First, the Vault survey is not the best way to go about choosing a firm. This has been said. Unlike even U.S. News, the information that produces the Vault survey is entirely based on responses from practicing attorneys. In a way, this could produce an accurate result, but my experience suggests that the majority of partners and associates don't respond to the survey and thus, the low response rate does it in. Furthermore, the survey doesn't allow respondents to rank firms, you simply attach a numerical value (from 1 to 10) based on the prestige of the firm. When you take the survey you cycle through screen after screen of firms (we are talking 100+ firms) and by the time you assign a value to the last firm you've probably forgotten what you've assigned to 70% of the other firms. You don't have to assign a value if you don't know the firm. Thus, what you get is associates assigning values based on previous year's results. For example, "I know Wachtell is the #1 vault firm from last year. I have never worked on a case/deal with Wachtell, but because they have such high PPP and they were #1 last year, I am going to mark them as a 10 for prestige." I do agree that it is a general yardstick for firm prestige, but what most law students should be focusing on is practice areas (if you know what you want to do).
The Chambers guide (the actual guide as opposed to the chambers associates guide/website) is the best resource out there. As others have stated, you can see which firms are actually the best at what they do. So Firm X may have a band 1 ranked M&A practice, but not be ranked in Real Estate. If you really want to do real estate, then it wouldn't make sense to go to Firm X when Firm Y has a much better reputation in that field. This directly plays into exit opportunities (discussed more below). More reputable practices have better clients and better work, which will yield better exit opportunities down the road.
2.For QoL issues, I would turn to the Vault Associate surveys. While not perfect (see low response rate issue above), these surveys are the only measurement of how associates rate their experiences at firms. My experience is that firms encourage their associates to fill out these surveys. A high response rate should yield a relatively accurate picture of firm life.
Also, the Chambers Associates guide is decent here (along with ABL's/Lateral Link's career center). Note that these guides are produced by interviewing existing associates at the various firms. The companies then aggregate data and decide on a "story" to tell about the various firms. They may not be wholly representative.
QoL at bigfirms is less about pure number of hours worked and more about how much an associate can control her/his work. For example, junior associates will undoubtedly work late nights and on weekends and thus, the question to answer is whether the firm allows/encourages associates to work from home on weekends or late nights. Many firms don't care where you work so long as you get your work done, however, other firms expect juniors to be in the office when they work. This is difficult to determine, especially as a law school student, but reaching out/networking with current junior associates is important.
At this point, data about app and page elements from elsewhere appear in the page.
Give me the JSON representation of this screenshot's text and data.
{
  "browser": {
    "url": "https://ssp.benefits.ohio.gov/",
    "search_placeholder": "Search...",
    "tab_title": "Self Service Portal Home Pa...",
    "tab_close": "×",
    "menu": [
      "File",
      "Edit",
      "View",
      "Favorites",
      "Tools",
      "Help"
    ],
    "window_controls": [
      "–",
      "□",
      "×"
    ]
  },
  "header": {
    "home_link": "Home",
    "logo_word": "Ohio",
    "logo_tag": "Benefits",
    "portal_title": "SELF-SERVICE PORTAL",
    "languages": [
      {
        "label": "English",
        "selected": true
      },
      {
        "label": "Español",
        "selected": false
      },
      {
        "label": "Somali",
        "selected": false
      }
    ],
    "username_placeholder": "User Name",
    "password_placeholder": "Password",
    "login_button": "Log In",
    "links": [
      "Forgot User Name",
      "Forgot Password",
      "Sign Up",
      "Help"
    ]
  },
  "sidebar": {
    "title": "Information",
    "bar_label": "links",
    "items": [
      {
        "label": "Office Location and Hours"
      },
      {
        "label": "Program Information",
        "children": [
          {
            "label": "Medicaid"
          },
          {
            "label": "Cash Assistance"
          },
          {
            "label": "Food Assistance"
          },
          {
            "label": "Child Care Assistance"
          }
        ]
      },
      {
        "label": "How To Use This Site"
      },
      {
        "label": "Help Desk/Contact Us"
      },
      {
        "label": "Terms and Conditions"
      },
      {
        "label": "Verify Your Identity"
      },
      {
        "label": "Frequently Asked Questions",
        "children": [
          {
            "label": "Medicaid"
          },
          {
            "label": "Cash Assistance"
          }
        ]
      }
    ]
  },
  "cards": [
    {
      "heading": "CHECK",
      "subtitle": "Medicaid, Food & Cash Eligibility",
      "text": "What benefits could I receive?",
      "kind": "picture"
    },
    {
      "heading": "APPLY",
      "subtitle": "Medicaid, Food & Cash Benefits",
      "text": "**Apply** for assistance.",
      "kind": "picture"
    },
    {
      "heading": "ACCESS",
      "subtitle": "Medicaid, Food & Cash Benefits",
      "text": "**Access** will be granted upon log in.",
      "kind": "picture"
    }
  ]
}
One caveat is that this is more of a practice group/partner issue and not generally consistent on a firm wide basis.
3. Exit opportunities. In order for exit opportunities to be an issue, most associates need 3-5 years of experience. Few if any associates that have less than 4-5 years of experience will be lateraling in-house at a client. It is more likely that that associate will lateral to a non-client of the firm. Clients hire from law firms when they have experience working with an associate and have confidence in/trust that associate. Generally, the V10s-20s will offer superior exit opportunities to V30s and above in so far as the opportunities themselves will be better. You are more likely to land at a Fortune 500 company or large bank than if you are at a more prestige firm. The reason is that you've worked on deals/matters that routinely occur at these companies and banks so the theory is that you are more likely to hit the ground running than if you worked at a less prestige firm that did more commodity type work. The other reason is that the people who are in charge of hiring at these places likely worked at the top firms and therefore, they want the "best" people working under them. This may or may not be true, but it is the way that lateral hiring occurs.